Filter the records down to the lines that hold the word "data", and copy each of those lines.

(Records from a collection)
---
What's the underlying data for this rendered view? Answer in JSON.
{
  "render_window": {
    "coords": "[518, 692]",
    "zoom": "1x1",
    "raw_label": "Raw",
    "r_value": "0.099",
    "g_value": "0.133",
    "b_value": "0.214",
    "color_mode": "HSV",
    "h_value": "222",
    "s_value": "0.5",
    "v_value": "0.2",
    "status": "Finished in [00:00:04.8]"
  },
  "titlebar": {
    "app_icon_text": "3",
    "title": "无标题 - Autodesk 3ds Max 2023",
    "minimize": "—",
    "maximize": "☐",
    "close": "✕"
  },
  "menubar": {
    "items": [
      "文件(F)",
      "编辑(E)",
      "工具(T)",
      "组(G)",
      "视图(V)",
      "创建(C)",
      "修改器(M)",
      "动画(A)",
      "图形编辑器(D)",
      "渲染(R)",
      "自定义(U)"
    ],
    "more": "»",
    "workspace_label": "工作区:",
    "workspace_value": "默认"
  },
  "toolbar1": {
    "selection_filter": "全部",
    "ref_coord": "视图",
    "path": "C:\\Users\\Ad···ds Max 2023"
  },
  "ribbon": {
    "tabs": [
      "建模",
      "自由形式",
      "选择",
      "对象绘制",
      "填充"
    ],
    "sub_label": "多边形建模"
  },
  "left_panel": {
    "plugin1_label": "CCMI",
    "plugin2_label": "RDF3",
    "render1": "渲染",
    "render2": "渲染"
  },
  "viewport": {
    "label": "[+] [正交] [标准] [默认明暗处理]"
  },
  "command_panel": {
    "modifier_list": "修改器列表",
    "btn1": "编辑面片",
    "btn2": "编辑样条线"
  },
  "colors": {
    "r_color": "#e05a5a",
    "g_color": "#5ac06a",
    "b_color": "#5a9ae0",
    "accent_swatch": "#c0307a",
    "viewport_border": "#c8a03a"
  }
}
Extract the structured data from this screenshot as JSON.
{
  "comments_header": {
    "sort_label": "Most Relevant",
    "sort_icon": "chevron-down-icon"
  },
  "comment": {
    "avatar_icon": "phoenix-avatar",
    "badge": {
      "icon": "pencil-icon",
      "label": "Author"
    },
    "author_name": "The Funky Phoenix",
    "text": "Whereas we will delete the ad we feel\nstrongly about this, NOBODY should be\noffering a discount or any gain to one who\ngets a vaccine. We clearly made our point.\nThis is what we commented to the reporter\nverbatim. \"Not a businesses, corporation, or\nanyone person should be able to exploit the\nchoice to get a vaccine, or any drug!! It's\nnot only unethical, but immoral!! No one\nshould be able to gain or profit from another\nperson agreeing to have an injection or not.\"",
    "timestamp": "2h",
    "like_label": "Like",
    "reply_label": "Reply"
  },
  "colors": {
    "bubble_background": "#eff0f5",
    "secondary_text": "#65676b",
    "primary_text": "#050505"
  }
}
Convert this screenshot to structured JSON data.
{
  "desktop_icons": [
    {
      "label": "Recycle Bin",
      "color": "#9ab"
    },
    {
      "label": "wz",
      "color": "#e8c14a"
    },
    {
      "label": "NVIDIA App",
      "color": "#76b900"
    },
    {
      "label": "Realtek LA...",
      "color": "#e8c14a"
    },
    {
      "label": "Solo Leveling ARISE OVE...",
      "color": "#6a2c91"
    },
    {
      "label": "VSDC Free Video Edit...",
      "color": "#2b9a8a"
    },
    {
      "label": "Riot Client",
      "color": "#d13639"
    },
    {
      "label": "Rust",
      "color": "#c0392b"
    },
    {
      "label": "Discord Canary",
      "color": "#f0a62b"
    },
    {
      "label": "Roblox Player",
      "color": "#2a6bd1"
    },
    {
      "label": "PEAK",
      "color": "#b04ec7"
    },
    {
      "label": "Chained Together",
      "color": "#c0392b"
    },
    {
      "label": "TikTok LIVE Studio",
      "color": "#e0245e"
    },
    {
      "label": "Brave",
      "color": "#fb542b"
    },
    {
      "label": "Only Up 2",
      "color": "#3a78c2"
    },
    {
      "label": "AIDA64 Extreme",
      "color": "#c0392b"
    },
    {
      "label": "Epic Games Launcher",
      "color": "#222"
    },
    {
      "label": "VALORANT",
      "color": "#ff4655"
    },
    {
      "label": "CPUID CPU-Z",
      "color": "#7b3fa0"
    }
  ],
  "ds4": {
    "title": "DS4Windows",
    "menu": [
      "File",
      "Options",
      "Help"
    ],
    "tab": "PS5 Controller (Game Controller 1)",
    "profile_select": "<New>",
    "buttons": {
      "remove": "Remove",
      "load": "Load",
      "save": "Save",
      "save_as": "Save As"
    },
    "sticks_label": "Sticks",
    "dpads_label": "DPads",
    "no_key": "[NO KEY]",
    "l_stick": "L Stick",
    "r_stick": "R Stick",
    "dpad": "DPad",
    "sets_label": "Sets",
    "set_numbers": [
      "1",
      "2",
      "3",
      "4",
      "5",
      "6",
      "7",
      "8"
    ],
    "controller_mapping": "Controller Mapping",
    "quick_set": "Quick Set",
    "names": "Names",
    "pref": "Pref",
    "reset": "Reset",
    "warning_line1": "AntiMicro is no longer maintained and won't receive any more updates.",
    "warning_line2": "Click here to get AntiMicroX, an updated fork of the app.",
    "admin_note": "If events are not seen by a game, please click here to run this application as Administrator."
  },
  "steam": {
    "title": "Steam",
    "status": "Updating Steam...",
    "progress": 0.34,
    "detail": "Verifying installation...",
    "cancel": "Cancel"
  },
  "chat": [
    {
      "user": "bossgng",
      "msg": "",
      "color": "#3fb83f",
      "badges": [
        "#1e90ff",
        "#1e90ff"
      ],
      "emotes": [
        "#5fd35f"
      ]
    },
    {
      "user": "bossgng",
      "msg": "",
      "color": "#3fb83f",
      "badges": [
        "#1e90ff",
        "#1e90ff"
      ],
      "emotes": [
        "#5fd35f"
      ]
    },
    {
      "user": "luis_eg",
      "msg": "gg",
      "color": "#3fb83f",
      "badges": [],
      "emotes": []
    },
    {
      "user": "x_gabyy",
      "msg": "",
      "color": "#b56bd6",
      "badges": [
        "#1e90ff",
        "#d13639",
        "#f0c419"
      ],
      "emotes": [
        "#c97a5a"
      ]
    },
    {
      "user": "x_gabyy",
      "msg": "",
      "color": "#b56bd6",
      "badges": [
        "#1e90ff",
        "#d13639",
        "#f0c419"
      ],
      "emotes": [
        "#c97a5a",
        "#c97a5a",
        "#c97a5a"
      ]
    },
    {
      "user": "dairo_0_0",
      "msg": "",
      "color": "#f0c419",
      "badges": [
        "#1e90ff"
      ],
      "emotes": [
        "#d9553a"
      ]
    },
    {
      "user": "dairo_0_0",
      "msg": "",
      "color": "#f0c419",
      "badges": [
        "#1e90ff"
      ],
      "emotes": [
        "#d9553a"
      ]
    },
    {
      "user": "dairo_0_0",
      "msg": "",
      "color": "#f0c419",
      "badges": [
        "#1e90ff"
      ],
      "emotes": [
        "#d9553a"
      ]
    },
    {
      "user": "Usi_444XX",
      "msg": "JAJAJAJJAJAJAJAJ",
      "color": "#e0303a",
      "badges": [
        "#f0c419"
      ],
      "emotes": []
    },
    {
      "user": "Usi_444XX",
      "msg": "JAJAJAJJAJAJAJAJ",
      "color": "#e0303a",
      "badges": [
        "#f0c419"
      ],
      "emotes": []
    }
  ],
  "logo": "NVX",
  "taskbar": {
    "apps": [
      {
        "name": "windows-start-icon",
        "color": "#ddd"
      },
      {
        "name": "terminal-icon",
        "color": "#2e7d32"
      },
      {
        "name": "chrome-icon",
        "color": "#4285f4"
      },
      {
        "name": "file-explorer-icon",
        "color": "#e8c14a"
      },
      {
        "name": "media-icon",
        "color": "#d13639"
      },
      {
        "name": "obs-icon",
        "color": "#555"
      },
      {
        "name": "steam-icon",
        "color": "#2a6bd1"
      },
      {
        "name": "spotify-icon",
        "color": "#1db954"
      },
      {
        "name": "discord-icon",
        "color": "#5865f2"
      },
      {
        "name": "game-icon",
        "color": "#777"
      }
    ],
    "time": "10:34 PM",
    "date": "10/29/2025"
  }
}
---
_Answer space_
What's the underlying data for this rendered view? Answer in JSON.
Extract the structured data from this screenshot as JSON.
Convert this screenshot to structured JSON data.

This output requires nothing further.